Start of MATERIAL FOR THIS EXERCISE

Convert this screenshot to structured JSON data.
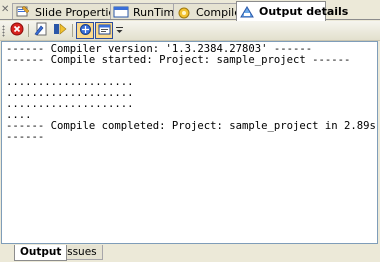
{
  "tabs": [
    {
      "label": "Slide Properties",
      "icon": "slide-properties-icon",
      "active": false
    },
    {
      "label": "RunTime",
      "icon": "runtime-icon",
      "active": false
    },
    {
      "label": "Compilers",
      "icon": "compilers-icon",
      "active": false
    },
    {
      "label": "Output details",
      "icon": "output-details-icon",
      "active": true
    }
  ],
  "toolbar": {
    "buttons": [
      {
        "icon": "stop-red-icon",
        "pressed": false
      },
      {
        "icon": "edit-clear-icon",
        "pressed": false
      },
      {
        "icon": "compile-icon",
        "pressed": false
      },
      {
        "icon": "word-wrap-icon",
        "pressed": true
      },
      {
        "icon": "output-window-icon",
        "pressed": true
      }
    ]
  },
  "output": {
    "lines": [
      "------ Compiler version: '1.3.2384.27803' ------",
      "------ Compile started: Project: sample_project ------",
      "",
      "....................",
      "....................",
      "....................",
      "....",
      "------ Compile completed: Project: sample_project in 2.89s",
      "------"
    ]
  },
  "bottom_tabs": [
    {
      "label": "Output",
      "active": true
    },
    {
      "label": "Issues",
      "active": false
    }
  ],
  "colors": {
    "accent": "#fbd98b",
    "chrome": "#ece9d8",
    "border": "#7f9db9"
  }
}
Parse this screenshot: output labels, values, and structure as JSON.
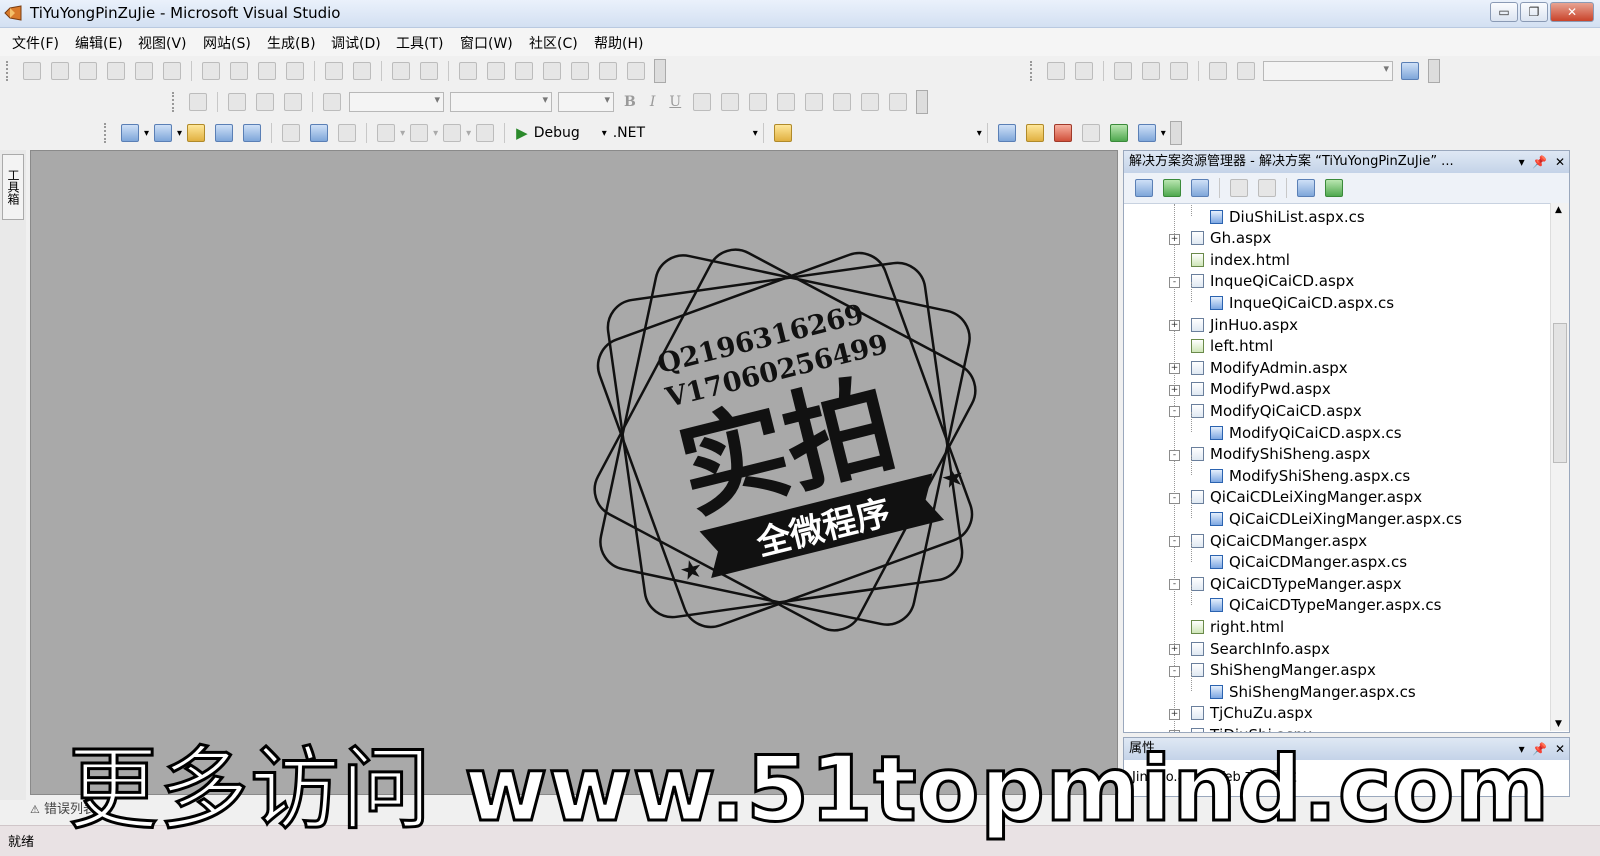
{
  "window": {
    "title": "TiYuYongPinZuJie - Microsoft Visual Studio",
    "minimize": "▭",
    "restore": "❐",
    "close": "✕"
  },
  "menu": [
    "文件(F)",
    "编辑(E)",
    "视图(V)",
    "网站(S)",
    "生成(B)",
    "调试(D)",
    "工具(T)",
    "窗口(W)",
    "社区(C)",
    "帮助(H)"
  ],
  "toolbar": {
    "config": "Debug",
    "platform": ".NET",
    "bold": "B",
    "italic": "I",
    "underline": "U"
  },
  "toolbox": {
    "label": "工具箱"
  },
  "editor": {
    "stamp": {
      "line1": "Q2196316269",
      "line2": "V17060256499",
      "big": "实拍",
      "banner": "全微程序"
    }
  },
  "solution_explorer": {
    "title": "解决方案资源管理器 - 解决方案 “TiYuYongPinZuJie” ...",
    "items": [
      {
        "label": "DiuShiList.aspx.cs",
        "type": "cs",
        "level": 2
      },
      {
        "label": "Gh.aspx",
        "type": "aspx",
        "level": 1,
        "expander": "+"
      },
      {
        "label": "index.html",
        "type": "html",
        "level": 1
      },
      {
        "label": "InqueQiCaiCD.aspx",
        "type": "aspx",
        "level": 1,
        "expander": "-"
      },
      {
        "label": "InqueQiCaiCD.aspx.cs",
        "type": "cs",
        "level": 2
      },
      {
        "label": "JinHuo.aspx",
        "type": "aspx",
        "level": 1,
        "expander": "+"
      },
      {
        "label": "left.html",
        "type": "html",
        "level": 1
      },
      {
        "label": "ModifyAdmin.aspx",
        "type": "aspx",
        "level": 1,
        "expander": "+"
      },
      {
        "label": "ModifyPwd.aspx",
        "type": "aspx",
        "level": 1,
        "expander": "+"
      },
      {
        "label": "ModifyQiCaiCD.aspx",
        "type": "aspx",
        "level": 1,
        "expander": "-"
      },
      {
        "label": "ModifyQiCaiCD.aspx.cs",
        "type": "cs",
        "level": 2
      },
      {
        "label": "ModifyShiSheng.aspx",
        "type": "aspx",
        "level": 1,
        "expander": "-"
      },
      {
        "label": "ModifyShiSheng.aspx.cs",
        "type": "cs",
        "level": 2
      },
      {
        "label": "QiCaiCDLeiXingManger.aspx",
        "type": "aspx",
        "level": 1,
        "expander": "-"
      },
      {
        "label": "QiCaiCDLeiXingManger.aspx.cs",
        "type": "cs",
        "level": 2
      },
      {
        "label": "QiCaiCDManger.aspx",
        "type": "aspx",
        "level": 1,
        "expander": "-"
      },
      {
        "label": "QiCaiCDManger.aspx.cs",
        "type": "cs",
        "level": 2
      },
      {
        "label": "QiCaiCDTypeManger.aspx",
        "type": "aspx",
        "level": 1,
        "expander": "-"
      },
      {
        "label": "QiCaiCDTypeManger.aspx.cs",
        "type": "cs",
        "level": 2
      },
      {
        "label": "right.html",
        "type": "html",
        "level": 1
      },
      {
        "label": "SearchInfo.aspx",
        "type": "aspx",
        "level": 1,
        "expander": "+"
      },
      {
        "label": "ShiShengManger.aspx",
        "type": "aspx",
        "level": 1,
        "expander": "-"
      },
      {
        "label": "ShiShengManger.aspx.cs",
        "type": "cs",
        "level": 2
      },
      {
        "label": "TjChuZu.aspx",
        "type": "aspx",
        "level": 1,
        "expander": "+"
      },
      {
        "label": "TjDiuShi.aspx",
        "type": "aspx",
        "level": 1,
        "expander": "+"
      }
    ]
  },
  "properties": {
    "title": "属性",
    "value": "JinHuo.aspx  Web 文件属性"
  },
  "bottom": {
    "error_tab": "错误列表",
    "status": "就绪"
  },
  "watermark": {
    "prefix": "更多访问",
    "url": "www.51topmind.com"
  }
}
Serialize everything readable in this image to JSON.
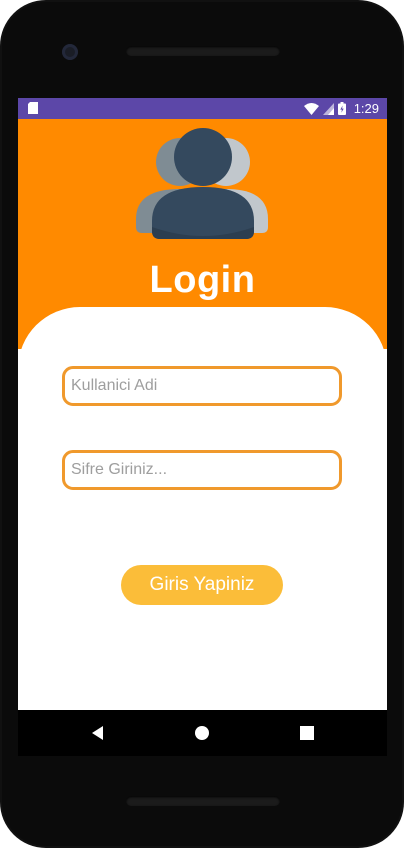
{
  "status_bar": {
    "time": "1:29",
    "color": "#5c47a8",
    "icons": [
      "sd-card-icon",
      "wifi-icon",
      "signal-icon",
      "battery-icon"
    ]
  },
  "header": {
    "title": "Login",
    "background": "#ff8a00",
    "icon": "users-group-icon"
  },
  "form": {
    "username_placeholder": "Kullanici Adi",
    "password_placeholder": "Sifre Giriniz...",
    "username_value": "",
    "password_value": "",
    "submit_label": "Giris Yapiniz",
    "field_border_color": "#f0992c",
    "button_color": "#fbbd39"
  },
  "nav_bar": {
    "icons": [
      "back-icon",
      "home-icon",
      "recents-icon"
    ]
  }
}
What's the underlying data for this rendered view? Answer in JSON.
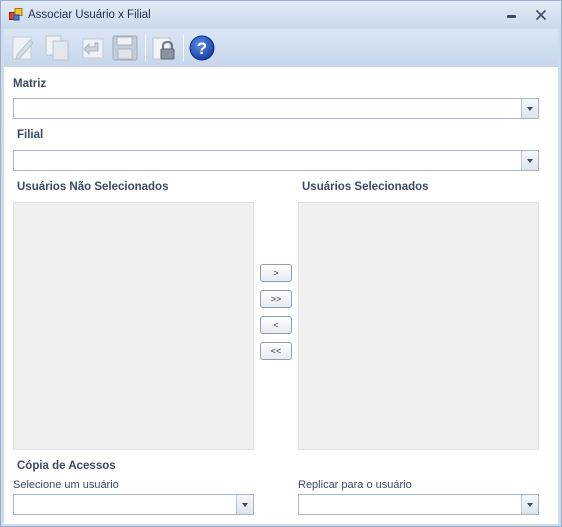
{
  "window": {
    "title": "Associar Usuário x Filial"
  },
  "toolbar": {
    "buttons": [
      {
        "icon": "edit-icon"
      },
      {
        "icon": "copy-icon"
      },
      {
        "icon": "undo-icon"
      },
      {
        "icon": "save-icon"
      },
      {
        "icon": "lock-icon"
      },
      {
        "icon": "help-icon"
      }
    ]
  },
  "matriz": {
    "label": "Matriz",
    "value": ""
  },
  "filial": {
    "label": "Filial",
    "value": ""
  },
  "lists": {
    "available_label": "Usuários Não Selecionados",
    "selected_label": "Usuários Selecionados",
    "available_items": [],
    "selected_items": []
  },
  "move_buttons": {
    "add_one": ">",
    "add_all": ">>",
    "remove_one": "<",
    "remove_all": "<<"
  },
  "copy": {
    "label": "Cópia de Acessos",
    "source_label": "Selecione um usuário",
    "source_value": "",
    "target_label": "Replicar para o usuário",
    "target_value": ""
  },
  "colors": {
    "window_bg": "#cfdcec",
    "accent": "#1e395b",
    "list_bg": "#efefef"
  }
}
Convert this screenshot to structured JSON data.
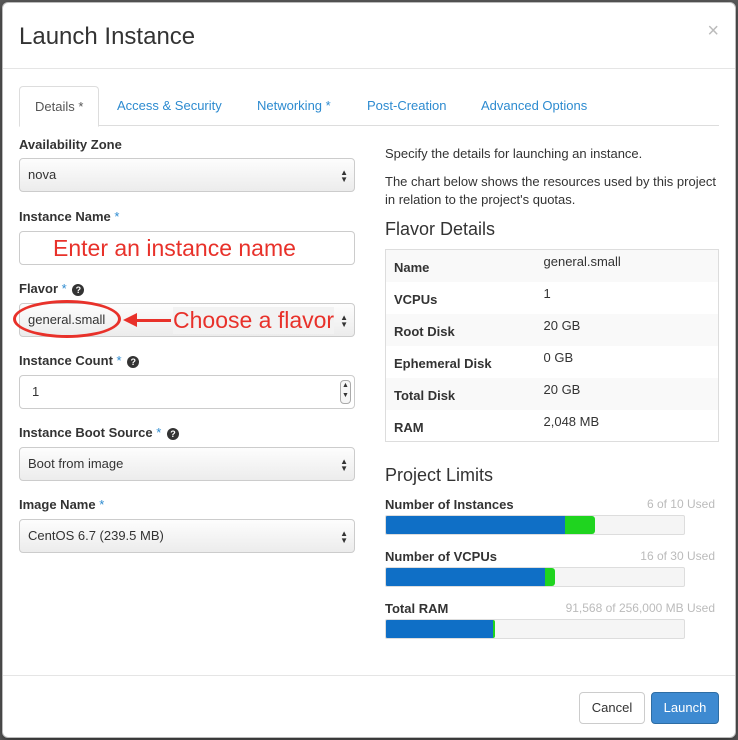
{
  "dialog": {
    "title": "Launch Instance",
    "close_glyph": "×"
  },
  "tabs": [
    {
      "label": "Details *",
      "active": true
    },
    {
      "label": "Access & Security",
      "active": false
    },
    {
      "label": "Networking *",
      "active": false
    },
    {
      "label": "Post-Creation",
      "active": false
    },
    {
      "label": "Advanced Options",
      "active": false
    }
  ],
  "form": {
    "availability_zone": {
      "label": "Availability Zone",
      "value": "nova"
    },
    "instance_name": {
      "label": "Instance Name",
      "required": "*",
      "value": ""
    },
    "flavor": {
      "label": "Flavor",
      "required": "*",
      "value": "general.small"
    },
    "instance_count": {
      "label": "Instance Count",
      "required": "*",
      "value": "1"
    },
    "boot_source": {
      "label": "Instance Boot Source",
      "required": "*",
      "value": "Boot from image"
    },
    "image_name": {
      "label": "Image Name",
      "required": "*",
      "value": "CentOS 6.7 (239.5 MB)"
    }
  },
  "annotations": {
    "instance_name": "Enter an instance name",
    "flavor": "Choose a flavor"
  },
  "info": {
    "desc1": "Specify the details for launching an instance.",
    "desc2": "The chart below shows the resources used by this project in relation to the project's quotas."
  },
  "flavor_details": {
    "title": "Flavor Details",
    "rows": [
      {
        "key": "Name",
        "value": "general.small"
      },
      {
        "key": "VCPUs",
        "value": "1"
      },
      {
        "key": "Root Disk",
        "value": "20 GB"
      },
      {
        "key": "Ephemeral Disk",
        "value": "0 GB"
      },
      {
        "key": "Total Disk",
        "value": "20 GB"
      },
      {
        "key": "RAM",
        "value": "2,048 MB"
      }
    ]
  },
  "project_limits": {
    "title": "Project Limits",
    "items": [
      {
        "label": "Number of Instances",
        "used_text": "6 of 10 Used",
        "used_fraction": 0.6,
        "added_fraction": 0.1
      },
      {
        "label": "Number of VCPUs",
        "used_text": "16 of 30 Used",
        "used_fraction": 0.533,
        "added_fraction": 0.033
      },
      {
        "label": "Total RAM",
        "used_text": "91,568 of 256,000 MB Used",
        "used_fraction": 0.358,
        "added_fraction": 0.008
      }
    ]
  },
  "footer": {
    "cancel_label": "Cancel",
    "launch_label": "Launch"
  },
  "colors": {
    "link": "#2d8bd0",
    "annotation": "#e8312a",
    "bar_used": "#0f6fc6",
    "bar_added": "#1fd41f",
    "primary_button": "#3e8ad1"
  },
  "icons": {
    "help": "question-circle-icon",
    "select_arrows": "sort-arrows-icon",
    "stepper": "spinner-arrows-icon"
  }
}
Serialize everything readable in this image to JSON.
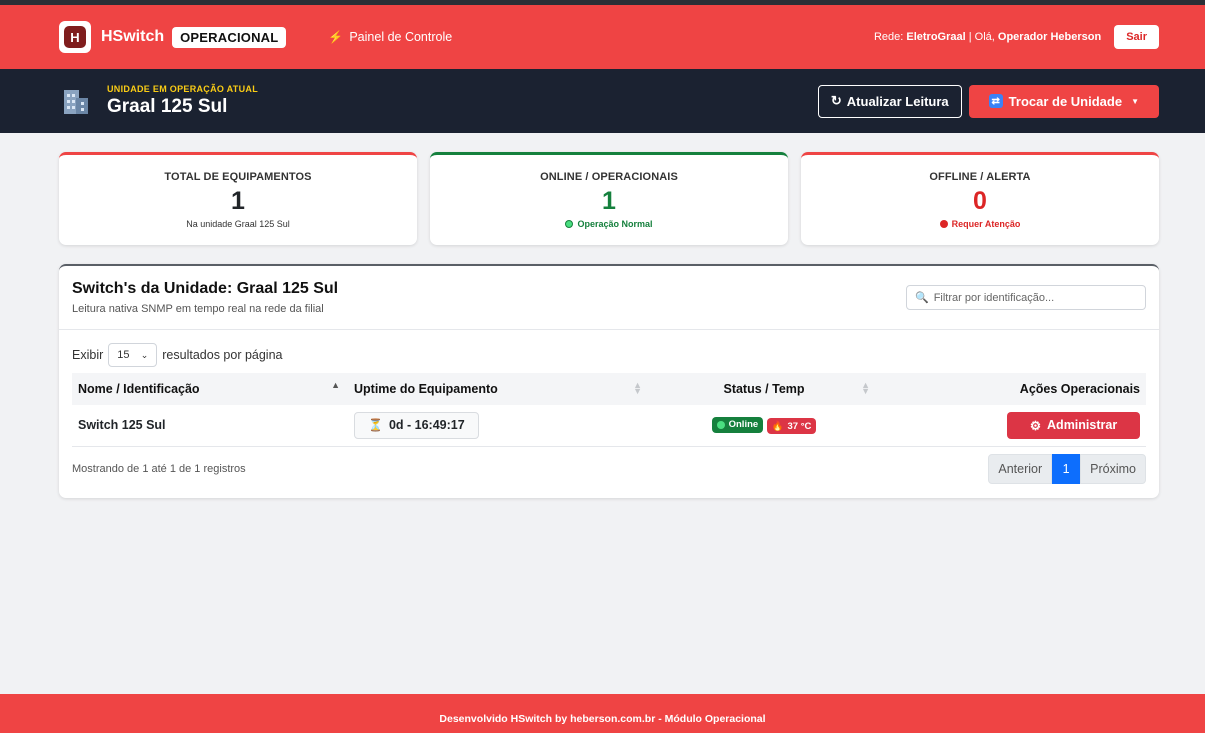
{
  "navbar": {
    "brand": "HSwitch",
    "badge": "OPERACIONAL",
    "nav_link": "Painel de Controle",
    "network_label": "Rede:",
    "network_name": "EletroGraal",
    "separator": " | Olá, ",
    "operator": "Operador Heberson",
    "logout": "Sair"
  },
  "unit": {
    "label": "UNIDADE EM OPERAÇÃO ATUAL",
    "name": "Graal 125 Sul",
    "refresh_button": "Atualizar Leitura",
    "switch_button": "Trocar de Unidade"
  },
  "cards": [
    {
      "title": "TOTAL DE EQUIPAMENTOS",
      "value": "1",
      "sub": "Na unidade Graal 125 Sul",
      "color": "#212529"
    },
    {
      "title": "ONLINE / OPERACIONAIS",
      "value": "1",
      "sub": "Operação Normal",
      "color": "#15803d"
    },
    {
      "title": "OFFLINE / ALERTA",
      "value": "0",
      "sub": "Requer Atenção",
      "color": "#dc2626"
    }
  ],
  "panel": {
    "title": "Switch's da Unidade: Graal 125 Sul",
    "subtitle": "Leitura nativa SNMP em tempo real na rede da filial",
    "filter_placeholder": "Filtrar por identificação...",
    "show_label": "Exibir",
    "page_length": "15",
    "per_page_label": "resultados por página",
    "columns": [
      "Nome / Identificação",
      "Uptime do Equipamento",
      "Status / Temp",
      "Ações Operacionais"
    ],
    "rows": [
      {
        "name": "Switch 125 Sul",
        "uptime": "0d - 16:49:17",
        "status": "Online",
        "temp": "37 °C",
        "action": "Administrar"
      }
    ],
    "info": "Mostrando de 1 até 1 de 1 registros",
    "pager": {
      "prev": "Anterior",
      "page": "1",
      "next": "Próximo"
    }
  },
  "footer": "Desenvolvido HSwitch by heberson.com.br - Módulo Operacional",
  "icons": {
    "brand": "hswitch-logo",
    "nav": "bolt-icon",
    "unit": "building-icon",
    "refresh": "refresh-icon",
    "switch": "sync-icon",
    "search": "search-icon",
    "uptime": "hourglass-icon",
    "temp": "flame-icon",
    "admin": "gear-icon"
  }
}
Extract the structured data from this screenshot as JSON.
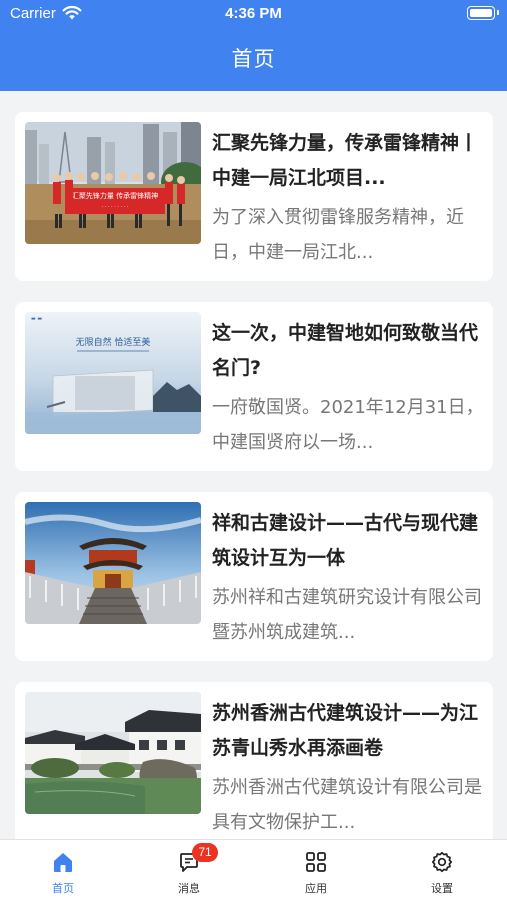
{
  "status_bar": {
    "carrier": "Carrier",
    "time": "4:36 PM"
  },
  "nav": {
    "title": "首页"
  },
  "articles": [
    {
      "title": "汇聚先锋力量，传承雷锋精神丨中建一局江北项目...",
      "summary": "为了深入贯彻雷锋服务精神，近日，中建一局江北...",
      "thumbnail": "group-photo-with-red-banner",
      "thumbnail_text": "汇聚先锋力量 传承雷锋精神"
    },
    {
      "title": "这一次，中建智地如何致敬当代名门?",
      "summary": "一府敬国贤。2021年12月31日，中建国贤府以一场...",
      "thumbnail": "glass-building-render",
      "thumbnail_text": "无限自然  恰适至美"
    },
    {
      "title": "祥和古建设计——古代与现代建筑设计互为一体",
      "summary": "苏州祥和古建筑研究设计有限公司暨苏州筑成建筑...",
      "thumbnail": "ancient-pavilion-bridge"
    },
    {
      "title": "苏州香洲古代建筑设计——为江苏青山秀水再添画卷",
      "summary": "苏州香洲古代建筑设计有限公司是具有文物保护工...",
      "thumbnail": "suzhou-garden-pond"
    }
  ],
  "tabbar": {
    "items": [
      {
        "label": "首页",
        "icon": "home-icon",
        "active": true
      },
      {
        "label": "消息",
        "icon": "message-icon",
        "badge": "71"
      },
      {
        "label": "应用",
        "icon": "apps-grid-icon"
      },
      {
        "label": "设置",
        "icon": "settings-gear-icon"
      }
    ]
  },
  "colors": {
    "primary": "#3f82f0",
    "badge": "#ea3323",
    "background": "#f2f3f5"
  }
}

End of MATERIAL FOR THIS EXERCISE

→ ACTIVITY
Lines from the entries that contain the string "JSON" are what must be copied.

→ RESPONSE AREA
Convert this screenshot to structured JSON data.
Parse this screenshot: output labels, values, and structure as JSON.
Serialize everything readable in this image to JSON.
What's the underlying data for this rendered view? Answer in JSON.
Convert this screenshot to structured JSON data.
Serialize everything readable in this image to JSON.
Extract the structured data from this screenshot as JSON.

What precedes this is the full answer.